Happy 2015! Many of us woke up today ready to take on new resolutions. I personally did not set a resolution but for the past 2 weeks I have admittedly had some pretty terrible eating habits that included dessert with every meal (yes, even breakfast). Every night I claim that tomorrow will be the day I kick this holiday eating funk and since it is a new year I figure now is the time to finally stick to my word!
In the spirit of the New Year many of us opt to ditch bad habits or take on new healthy goals. Thus why the gym is a mad house in January! For many of us, getting in shape is often a major goal at the beginning of the year and running is a wonderful way to reset your body. However, the thought of running can send many of us racing back to the couch or away from the gym. But I am here to share with you some simple ways to get into the running habit.
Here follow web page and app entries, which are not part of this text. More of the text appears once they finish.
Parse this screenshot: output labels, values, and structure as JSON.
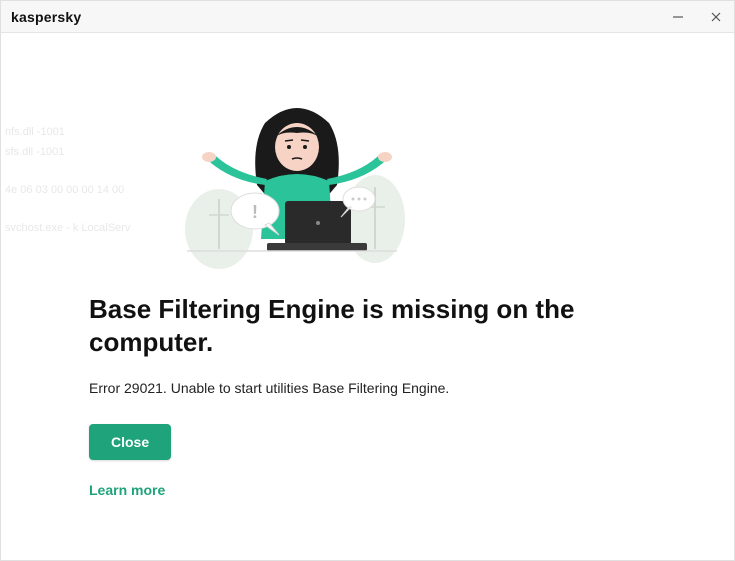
{
  "titlebar": {
    "logo": "kaspersky"
  },
  "ghost_text": {
    "line1": "nfs.dll -1001",
    "line2": "sfs.dll -1001",
    "line3": "4e 06 03 00 00 00 14 00",
    "line4": "svchost.exe - k LocalServ"
  },
  "dialog": {
    "heading": "Base Filtering Engine is missing on the computer.",
    "body": "Error 29021. Unable to start utilities Base Filtering Engine.",
    "close_label": "Close",
    "learn_more_label": "Learn more"
  },
  "colors": {
    "accent": "#1fa37a"
  }
}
First of all it is important to remember that nobody picked up their first pair of running shoes and just went out for 3 easy miles. Don’t worry! You have to ease into it. One day of running did not an athlete make! Start nice and slow. Pick an achievable goal. Start at the end of your driveway and run to the first light pole, stop sign, or other landmark. Give yourself a pat on the back. You just went for a run.
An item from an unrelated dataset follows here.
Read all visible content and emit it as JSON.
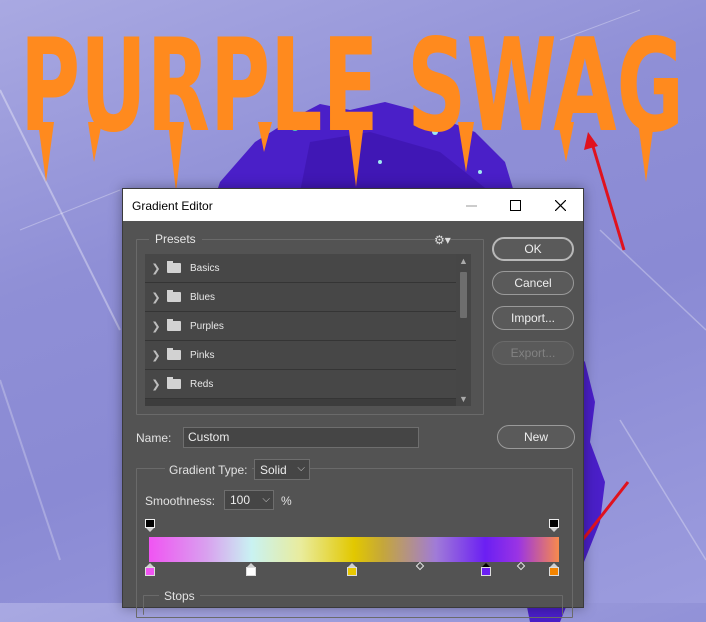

Start nice and slow and build up in increments. Once you make it to your first landmark allow yourself to walk. Tomorrow pick somewhere a little further and push yourself to get there. Once you make it to your new goal, go ahead and walk. Slowly build up over time and before you know it you will be running a mile or two or even three!
There is nothing wrong with walking. I repeat: There is nothing wrong with walking. In fact, over the years I have coached many runners who successfully used run/walk programs to finish half and full marathons. There is no rule that says you must run constantly. Pick a time increment. Start with 2 minutes of running and 3 minutes of walking. Over time you can spread those increments out and, if you wish, end up running without walk breaks. But always remember that it is okay to walk.
Accept that you are going to get winded and uncomfortable. Even the most accomplished runner gets winded. Any time you do an aerobic activity your body briefly goes into an anaerobic phase in the first few minutes. That means you are going to feel like your lungs need a break. Give it a few minutes, let your body settle in, and it will go away. But you must also recognize that with any new activity you do and by pushing yourself to a new level, discomfort is inevitable. Relax, breath in and out, and it will go away.
Be your best friend/running coach. When things get rough I talk to myself. Sounds a little Sybil? Seriously, it works! As you struggle with your running it is important to talk to yourself and say the greatest of things. “Good job.” “You are really improving.” “I can’t believe I just did 3 miles.” ” I am amazing!” You will be surprised how much this can lift your spirits and push you forward.
During the Chicago Marathon last year I came across one of my own athletes struggling at mile 18. When she saw me her eyes lit up and she said, “Coach thank goodness. I need your help. I hit a wall.” I chatted with her for a mile and told her that I couldn’t run the rest of the race with her but that she could help herself get to that finish. I told her to be her own best friend and talk to herself like I would. Cheer yourself on. Urge yourself to keep moving forward. It makes a world of difference.
Below are a few hints to help you get started:
Go to a running store and ask an expert to help you find the proper footwear. Getting yourself in the right shoes will help you start off on the right foot (pun intended). Don’t set yourself up for disaster, or an injury, by wearing gear that isn’t appropriate for the sport or your body.
Listen to some music. Throw some headphones on and listen to some good music. It helps you keep a pace and distracts you too. Music can help turn your focus away from how difficult you perceive the activity to be. By changing the focus you might find this to be much easier!
Join a group. There are a ton of running groups all over the place and I think you would be most surprised to see who joins these groups. Most people are hesitant to join because they are concerned that they are “slow.” But more often than not, these groups are full of newbies looking for the same thing you are. We runners are a friendly bunch and when we chose to run as a group we are looking to do just that. No one attends to race. We want some company! Any good running group will divvy its runners up based on pace and have leaders to help you find the right fit.
See out a charity. I am of course biased because I coach for Team Momentum but from my experience charity running is a perfect fit for new runners. You will find lots of other new athletes looking to get some help while fundraising for a great cause. Most charities offer coaching, training plans, group runs and great gear. I for one would be happy to tell you about our program. We have both local and virtual training and offer great run/walk and first time running programs!
Find a great read. One of my favorite running books is “Born to Run” by Christopher McDougall. Many people take away different lessons from this book, such as topics on ultra running and barefoot running. But I personally believe the title sums this read up perfectly. We are all born to run. I didn’t say we are all born to run marathons or to break a six minute mile. However, by nature we are all born to run. With a little patience you can find yourself out on the track, a treadmill, or a trail enjoying your miles.